In later editions Cacao was renamed Annie, but how much can you change a book? After all, Cacao/Annie was still "left holding the bag"... Or the luggage in this case."
What the above examples shows, is that non-white cultures are there either to be educated/socially improved (example 1), berated/derided/laughed at (example 2), or eventually to serve and attend to the needs of the Caucasian character (example 3).
Cultural appropriation is seen as the reverse side of the coin for racism. You hate the others, or you outright steal them ("we should have kept the oil" anyone?). Whereas I am not denying this theory, in today's world, where boundaries (if not geographical, at least theoretical) are in flux, can we still talk of cultural appropriation?
Raf Simons - a Belgian designer - just took the helms of Calvin Klein and aside from the Americana-filled CK show, his own eponymous brand delivered such a soulful, romantic, heart-felt love poem to NY. city, showing it as a state of mind more than anything else. And his I (heart) NY as per the Milton Glaser logo (whereby he twisted the famous logo and put it on jumpers) was - by all means - a case of appropriation. But no one dared suggest such a thing. Why? Maybe one cannot appropriate/steal codes coming from "predominant" cultures. Only those coming from "lesser"/marginalized cultures can be so.

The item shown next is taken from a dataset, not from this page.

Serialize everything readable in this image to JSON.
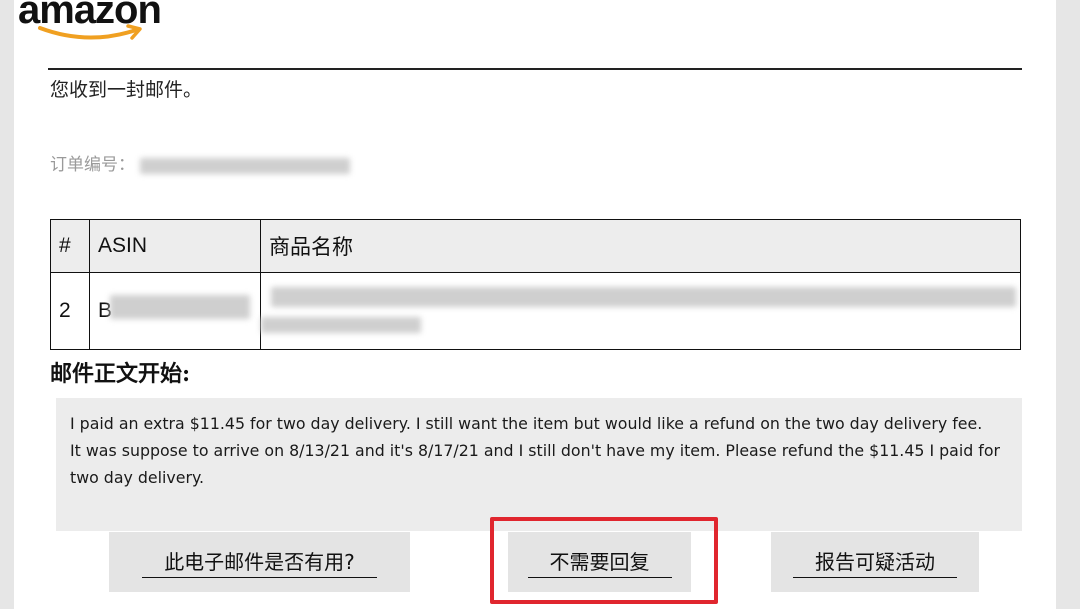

Even the definition of what a culture or subculture is tends to be in question. Supreme and Louis Vuitton just collaborated together, after a cease and desist case which went back to the year 2000. Supreme is the skater brand par excellence. But are skaters a subculture? Can be take their codes and incorporate them in bigger fashion/luxury perspective? 

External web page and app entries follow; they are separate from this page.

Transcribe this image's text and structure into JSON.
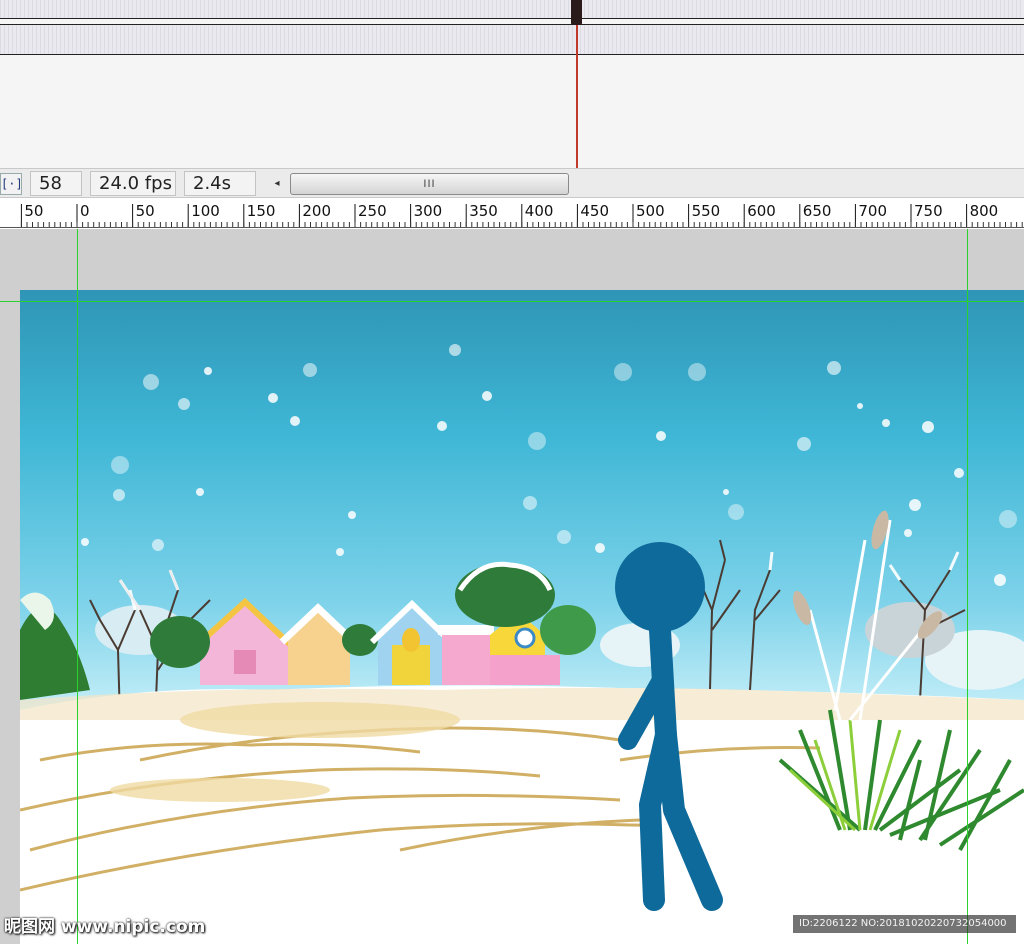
{
  "status_bar": {
    "center_frame_icon": "center-frame-icon",
    "current_frame": "58",
    "frame_rate": "24.0 fps",
    "elapsed_time": "2.4s",
    "scroll_arrow_left": "◂",
    "scroll_thumb_grip": "III"
  },
  "ruler": {
    "labels": [
      "50",
      "0",
      "50",
      "100",
      "150",
      "200",
      "250",
      "300",
      "350",
      "400",
      "450",
      "500",
      "550",
      "600",
      "650",
      "700",
      "750",
      "800"
    ]
  },
  "watermark": {
    "left": "昵图网 www.nipic.com",
    "right": "ID:2206122 NO:20181020220732054000"
  },
  "colors": {
    "sky_top": "#2f95b6",
    "sky_bottom": "#a9e5f3",
    "stick_figure": "#0e6a9a",
    "guide": "#2bd22b",
    "playhead": "#c0392b"
  }
}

To go back to bandanas, which were codes for sexual fetishes and preferences among homosexuals in the 70s and 80s. However, ask any kid who grew up in the 80s, the items were issued en masse by Gap (and other mainstream retailers) and they transcended the subculture and became a common household-fashion-decorative item for the whole decade and their sub-cultural meaning was eventually lost.
Do you have to be a biker or a BDSM practitioner to have a leather item in your closet? Once more this calls to redefining what a culture/subculture is before jumping on the "appropriation" labeling. 
In 2011, and following United States former Secretary of State Condoleezza Rice saying she had a "mac and cheese" for Thanksgiving, white televangelist Pat Robertson wondered: "What is this mac and cheese? Is that a black thing?”
Mac and cheese is simply, "macaroni and cheese" - nothing black about it. and let it be known that baked macaroni and cheese was invented by none other than (white US founding father) Thomas Jefferson (yes, that Thomas Jefferson). So again, when ethnicity, genders, cultures and subcultures themselves are at flux and resist definition, how can we speak of usurping them and therefore appropriating them? Androgynous looks currently flood the runways, and Balanciaga just issued a massively high-heeled platform shoe - for men.
On that last note, women culturally appropriated men's cultural codes by using high heels. Yes, high heels were invented for men!